Decision on new GSK plant location to come soon
The wait for the big pharmaceutical manufacturing decision in the U.K. is nearing an end. GlaxoSmithKline ($GSK) officials will decide by summer on which of four U.K. locations will be the site of a new biopharmaceutical plant that is part of a promised £500 million investment in GSK's home country, reports The Northern Echo.
It will be the first plant GSK has built in the the U.K. in 30 years. It was one of several promises made by the U.K.'s largest pharmaceutical company after the government offered so-called "patent box" legislation that would, beginning in 2013, cut to 10% the corporate tax rate on profits from products invented in the U.K.

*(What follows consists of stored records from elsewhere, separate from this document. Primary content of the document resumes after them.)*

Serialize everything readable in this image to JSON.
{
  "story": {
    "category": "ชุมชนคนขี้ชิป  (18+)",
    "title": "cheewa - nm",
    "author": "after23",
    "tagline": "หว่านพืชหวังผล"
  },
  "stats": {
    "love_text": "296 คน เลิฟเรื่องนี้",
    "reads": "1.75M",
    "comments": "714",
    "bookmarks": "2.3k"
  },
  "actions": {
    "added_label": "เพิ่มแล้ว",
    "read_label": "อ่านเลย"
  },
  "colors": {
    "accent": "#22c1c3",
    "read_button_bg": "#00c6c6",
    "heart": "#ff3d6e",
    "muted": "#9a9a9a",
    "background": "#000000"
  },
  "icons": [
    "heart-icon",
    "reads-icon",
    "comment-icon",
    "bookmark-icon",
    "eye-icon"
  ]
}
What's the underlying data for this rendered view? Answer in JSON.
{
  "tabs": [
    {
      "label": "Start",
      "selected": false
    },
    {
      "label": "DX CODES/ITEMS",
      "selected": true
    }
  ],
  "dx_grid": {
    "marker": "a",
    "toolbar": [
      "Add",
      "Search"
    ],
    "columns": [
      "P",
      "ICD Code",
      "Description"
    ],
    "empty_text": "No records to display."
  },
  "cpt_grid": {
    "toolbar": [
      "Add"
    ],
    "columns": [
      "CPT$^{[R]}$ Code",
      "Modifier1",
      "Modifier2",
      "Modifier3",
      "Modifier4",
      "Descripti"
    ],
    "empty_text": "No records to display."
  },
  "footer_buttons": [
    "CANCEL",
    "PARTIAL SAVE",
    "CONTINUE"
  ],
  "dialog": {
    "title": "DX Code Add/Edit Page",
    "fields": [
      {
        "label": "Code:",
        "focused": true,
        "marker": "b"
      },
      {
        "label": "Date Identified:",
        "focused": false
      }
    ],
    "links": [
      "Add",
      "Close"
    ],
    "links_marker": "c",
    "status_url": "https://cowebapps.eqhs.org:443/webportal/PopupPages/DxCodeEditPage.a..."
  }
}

GSK also has said it will launch a £50 million U.K. venture capital fund focused on investments in early-stage healthcare companies and spinoffs from U.K. universities. GSK has an existing fund that has invested more than $600 million in biotech companies, but through 2010, 70% of those investments had been made in U.S. companies. Additionally GSK said the tax break would "lead to the construction of a new facility at the University of Nottingham focused on the development of 'green chemistry' technology."
The four GSK locations vying for the new plant--as well as an expected 1,000 new jobs--are Ulverston and Barnard Castle, County Durham, in England and Irvine and Montrose in Scotland. The Scottish government has sweetened the pot by creating an Enterprise Zone in Irvine that would reduce local taxes and streamline the planning process if GSK selects that site.
When it started the process, GSK pointed out that a project like this can take 7 years or more from conception to commercial production.
The project is highly anticipated in a country that has lost thousands of pharmaceutical jobs over the years. Labor unions representing workers at facilities owned by London-based AstraZeneca, ($AZN), the U.K.'s second-largest pharma company, went on the offensive last week after that company announced plans to eliminate 7,300 jobs. The company did not say how much of the burden would fall on plants there.